A new research paper by the National Association of Realtor’s chief economist Lawrence Yun and economist Nadia Evangelou has revealed some of the hidden social benefits of homeownership. These include an improved educational performance, higher civic participation, improved health and lower crime rates, the study found.
The Journal of the Center for Real Estate Studies highlighted the following findings:
Education: The research found that homeowners generally gain more wealth and can save more money as well – financial practices which are associated with lower rates of homeowner’s children dropping out of school.
Health: The children of homeowners also tend to be healthier and happier than the kids of non-owners, even after considering their income and education.
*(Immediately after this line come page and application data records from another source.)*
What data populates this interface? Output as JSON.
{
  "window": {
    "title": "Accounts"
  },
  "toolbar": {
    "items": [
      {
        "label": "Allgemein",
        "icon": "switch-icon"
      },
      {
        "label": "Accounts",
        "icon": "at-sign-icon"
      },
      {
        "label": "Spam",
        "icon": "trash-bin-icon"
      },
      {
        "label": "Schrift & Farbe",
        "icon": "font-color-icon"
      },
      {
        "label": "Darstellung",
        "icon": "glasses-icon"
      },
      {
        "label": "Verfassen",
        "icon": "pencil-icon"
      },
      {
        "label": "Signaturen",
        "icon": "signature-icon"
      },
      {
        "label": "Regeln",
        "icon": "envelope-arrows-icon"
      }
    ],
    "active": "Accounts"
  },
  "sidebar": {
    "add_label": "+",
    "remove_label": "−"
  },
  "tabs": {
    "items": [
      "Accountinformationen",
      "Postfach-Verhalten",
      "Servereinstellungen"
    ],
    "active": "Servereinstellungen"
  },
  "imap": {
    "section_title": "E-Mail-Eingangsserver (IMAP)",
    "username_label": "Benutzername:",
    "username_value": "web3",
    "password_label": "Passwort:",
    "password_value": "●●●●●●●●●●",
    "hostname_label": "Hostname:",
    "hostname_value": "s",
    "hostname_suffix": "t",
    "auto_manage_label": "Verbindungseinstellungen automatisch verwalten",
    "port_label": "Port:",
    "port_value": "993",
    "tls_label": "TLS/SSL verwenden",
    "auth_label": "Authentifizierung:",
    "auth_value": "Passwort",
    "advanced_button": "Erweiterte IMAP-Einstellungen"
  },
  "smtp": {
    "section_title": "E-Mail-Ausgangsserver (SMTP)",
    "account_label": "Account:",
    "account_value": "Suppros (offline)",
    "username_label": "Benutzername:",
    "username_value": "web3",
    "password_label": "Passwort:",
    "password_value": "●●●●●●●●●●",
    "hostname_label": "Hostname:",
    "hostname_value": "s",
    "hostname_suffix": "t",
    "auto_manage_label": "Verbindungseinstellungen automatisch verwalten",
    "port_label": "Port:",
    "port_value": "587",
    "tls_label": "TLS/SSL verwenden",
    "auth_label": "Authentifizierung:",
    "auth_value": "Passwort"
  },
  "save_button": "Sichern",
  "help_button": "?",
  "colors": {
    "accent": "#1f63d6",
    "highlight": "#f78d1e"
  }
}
Indeed, other studies have also found that the so-called “wealth-building effect” of homeownership and the sense of control it brings in a stable housing market has positive effects on homeowners’ mental and physical health. However, some other studies show that in areas where there is a lot of housing distress, there are higher rates of stress and mental health disease.
Civic engagement: Homeownership is also linked with increased electoral participation, the study found. Homeowners have a higher likeliness of participating in civic groups and local elections than renters.
Crime: The research also found that homeowners are generally less likely to be involved in criminal activity than non-owners. In addition, neighborhoods with stable housing, regardless of the ownership structure, tend to have lower crime levels as well. In contrast, some other studies suggest that high levels of foreclosure activity are linked to increased burglary and violent crime rates.
“Owning a home embodies the promise of individual autonomy and is the aspiration of most American households,” the researchers note. “Homeownership allows households to accumulate wealth and social status, and is the basis for a number of positive social, economic, family, and civic outcomes.”